Exercise material section start
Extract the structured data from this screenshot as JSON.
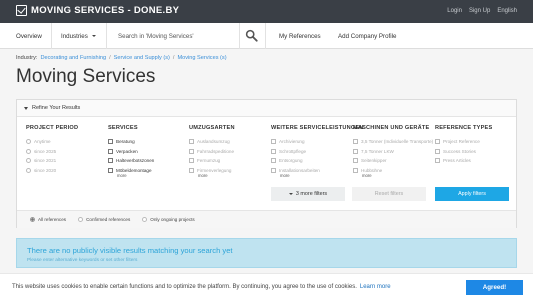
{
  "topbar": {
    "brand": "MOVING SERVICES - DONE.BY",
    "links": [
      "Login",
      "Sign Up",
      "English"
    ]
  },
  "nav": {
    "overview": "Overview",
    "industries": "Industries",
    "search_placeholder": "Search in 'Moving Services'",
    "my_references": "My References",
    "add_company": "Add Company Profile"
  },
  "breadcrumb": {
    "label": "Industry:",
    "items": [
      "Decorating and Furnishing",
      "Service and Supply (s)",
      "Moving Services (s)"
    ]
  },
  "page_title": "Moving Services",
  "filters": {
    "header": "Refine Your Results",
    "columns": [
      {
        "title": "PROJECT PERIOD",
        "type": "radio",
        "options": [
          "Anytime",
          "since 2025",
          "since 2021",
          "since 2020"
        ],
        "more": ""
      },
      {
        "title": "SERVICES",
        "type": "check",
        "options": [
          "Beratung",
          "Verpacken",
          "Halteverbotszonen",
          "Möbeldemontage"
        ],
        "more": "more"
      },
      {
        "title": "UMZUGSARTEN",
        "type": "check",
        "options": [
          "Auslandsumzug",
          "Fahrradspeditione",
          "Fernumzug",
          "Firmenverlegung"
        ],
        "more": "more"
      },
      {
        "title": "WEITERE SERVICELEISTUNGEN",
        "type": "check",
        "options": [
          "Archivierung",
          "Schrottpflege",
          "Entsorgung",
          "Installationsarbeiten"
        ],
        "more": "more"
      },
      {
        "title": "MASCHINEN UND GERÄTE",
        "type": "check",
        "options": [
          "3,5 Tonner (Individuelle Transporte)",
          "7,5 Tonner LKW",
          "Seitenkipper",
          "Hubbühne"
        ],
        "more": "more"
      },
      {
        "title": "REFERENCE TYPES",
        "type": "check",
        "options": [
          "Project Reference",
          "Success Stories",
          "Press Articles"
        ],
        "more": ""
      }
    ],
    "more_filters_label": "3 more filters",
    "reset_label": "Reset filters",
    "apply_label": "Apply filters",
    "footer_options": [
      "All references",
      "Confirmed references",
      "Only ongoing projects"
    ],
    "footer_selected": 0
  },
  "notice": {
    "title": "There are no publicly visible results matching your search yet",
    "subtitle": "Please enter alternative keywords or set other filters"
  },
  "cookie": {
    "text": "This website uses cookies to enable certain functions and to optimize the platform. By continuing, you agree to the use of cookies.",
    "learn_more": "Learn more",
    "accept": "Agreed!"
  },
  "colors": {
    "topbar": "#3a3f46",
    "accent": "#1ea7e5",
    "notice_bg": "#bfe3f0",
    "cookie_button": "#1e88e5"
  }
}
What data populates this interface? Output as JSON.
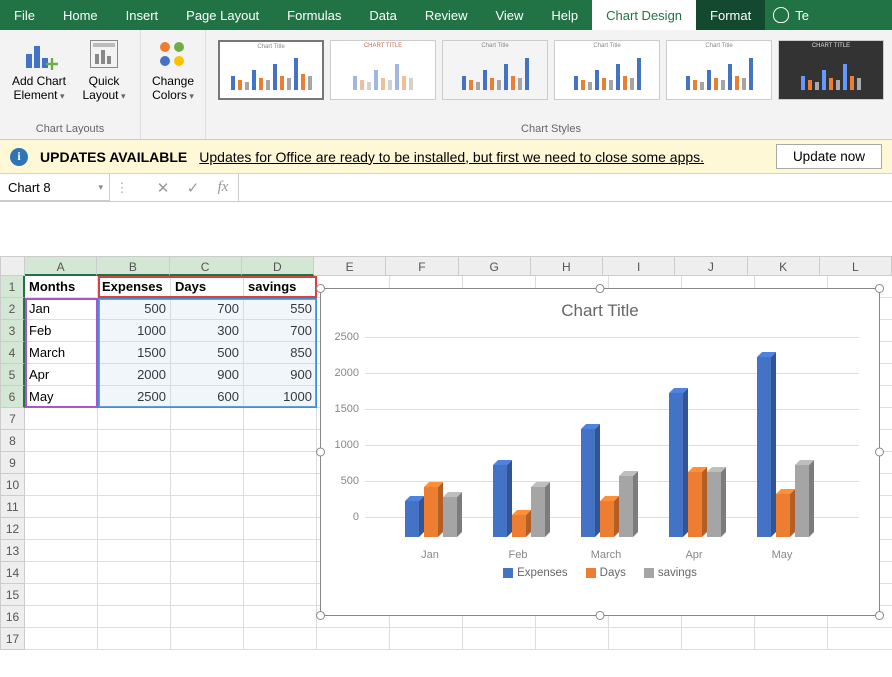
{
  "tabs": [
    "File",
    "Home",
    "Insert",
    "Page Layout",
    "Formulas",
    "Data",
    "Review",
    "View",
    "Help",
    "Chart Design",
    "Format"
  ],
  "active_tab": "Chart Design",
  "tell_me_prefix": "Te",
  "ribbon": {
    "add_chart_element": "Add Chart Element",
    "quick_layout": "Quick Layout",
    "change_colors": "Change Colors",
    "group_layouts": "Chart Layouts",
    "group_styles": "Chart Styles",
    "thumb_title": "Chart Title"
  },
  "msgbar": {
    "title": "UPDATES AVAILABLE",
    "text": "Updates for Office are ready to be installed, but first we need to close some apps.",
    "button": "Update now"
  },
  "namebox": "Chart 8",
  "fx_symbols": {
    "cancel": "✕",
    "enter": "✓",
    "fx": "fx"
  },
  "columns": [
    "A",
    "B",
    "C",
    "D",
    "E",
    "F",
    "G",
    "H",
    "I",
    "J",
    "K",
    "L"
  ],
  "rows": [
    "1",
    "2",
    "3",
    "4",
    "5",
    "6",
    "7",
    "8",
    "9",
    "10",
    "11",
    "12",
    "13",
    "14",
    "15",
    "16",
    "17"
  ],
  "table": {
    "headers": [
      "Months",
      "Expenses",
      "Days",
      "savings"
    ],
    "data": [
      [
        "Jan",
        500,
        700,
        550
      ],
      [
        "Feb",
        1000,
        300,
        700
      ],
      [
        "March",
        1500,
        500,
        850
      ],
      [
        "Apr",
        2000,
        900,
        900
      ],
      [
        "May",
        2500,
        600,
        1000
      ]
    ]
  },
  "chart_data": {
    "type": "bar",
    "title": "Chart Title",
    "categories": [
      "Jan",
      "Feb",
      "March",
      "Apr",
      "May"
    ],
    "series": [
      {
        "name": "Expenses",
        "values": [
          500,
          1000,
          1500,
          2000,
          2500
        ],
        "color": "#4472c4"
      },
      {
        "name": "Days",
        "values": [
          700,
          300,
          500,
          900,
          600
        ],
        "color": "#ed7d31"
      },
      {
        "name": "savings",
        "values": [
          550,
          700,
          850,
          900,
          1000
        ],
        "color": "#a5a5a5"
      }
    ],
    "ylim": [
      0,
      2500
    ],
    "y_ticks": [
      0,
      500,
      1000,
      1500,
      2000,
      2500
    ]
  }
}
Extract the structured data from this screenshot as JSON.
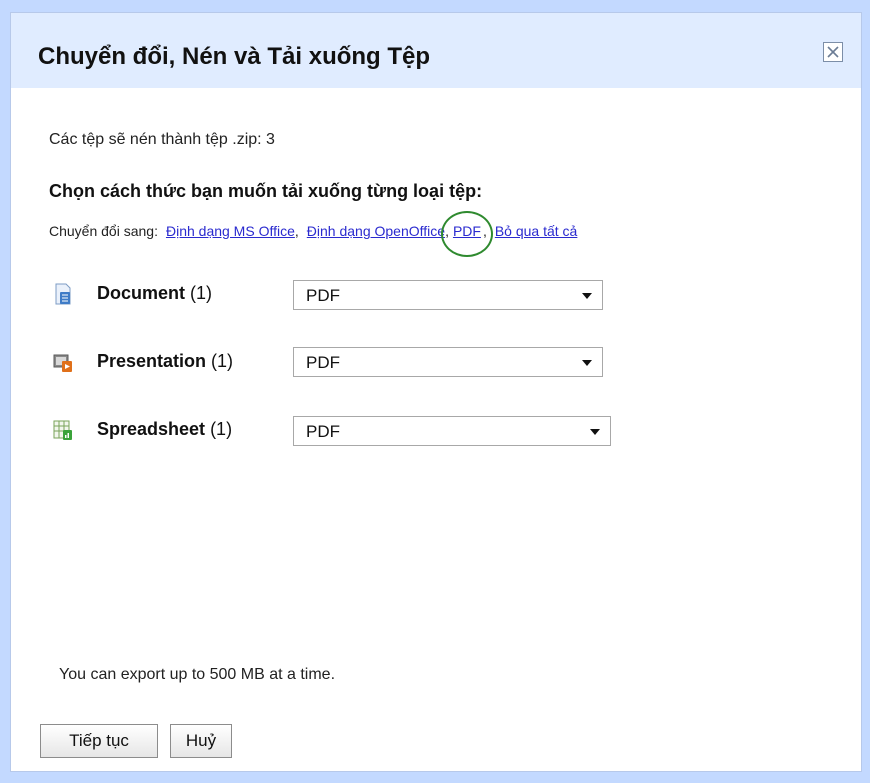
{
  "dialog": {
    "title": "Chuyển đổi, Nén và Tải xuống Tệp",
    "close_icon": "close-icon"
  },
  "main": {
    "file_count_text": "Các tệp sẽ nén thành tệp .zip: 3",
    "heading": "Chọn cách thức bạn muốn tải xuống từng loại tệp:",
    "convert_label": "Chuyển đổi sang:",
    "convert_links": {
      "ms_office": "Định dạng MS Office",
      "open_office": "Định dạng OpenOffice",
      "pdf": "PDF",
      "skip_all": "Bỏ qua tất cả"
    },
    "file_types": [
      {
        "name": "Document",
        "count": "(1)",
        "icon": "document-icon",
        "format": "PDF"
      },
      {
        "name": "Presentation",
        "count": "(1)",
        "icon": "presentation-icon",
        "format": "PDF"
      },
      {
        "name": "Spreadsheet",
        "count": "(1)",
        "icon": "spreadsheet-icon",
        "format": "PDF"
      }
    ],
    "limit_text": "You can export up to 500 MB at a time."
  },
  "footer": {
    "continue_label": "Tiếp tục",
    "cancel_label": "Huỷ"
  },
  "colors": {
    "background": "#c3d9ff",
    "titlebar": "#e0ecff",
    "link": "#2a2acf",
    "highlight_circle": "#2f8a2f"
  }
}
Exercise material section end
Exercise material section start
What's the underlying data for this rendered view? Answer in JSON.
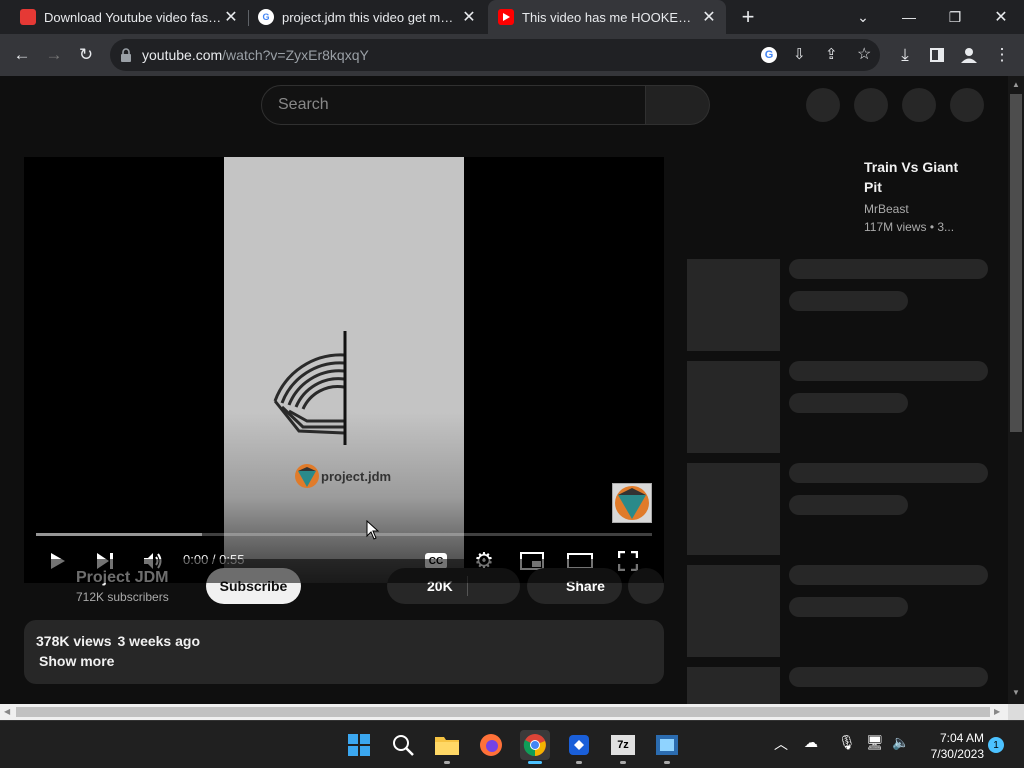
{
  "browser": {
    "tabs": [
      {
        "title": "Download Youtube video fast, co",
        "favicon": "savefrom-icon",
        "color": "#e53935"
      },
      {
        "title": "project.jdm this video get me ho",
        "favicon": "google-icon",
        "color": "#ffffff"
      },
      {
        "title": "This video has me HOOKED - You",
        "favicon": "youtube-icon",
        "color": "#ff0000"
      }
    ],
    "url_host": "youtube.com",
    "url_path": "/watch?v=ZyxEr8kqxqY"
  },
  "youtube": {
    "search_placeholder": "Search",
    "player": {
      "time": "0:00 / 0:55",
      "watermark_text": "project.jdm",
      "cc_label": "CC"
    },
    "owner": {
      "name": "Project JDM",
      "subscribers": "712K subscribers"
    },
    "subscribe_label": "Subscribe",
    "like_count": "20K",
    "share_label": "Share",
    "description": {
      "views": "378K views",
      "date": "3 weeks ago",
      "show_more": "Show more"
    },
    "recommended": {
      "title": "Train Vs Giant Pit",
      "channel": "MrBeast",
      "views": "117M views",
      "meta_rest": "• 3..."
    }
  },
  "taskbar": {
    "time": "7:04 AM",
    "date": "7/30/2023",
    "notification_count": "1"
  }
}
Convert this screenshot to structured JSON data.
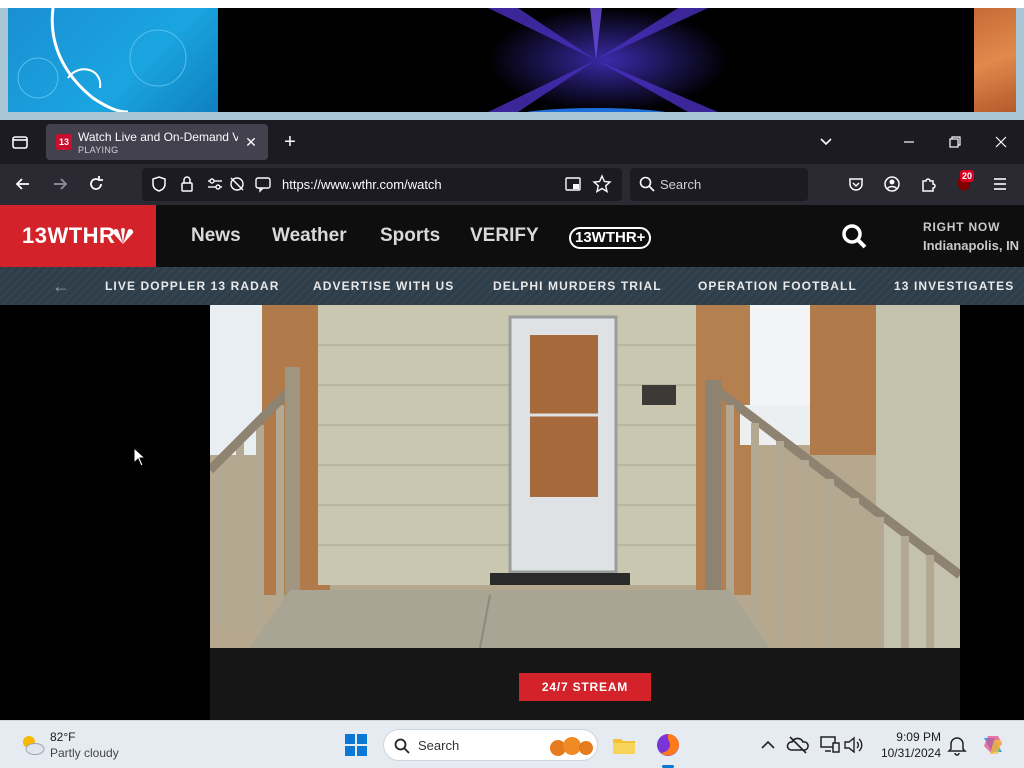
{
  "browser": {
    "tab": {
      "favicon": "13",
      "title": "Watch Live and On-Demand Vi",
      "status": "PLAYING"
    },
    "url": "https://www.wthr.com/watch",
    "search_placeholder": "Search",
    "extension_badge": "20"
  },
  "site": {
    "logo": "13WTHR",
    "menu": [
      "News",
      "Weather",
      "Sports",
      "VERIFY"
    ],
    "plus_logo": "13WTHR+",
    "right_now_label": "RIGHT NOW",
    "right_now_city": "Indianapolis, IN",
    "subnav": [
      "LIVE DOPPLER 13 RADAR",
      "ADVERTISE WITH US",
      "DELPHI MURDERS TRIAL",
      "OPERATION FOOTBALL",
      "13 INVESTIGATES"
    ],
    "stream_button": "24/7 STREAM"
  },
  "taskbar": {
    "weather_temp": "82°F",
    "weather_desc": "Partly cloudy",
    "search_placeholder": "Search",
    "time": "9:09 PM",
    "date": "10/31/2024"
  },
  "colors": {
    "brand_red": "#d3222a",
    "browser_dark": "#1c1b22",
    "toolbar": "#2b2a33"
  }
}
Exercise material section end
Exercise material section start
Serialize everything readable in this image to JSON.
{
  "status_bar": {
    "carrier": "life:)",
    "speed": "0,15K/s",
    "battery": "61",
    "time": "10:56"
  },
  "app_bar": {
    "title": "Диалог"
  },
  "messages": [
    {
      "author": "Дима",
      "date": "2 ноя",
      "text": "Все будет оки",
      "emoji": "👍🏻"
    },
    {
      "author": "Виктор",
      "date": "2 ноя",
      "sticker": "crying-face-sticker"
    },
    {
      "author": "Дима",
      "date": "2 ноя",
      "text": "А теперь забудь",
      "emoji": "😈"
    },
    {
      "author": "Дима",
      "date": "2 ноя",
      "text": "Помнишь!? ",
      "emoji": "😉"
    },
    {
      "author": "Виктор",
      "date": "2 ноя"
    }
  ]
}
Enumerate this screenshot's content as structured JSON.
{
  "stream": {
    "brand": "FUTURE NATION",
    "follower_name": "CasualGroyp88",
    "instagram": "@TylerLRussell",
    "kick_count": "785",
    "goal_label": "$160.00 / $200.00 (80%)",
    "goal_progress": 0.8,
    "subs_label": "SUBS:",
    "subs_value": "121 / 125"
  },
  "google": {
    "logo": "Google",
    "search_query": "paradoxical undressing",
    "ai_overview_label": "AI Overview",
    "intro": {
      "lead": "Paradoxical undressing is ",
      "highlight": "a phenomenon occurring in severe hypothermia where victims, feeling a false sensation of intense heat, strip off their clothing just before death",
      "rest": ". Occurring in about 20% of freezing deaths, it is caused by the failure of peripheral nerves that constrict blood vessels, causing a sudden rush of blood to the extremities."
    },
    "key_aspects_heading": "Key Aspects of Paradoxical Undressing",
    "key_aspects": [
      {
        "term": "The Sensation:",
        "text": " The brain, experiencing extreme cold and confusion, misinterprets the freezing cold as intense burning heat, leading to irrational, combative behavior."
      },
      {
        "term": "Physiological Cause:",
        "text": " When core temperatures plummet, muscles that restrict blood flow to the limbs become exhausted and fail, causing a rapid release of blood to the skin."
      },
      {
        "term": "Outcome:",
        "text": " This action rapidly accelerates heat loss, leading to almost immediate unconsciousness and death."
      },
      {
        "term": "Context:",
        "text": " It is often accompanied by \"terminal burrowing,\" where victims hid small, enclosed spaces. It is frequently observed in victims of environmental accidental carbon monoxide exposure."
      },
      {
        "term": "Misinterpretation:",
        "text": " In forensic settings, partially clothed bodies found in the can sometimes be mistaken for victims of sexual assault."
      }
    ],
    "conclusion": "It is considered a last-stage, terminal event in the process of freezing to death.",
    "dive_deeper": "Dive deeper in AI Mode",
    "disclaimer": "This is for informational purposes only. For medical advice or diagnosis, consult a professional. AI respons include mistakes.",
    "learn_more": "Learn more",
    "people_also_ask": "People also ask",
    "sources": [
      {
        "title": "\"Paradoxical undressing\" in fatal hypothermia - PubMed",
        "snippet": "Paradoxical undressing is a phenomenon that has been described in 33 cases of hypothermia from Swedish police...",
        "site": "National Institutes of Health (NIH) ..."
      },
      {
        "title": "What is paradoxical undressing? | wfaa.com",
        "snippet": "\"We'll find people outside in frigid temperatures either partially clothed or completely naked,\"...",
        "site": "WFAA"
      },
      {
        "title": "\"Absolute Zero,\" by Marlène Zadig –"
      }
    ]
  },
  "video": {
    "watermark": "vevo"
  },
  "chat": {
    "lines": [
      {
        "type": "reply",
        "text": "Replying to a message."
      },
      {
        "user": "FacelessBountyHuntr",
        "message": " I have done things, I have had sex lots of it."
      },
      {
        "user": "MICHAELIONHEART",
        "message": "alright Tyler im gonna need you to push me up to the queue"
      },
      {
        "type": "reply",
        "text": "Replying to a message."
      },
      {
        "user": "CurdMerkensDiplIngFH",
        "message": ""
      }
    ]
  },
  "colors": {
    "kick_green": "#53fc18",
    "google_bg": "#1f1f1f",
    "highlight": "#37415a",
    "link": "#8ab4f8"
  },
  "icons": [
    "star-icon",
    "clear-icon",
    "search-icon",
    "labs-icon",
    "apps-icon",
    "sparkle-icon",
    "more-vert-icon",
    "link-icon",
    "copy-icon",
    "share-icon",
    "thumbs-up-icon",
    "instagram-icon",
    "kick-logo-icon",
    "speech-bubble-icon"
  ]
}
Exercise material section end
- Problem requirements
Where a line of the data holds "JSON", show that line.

- Answer below
Extract the structured data from this screenshot as JSON.
What data populates this interface? Output as JSON.
Extract the structured data from this screenshot as JSON.
What's the underlying data for this rendered view? Answer in JSON.
Convert this screenshot to structured JSON data.
Serialize everything readable in this image to JSON.
Enumerate this screenshot's content as structured JSON.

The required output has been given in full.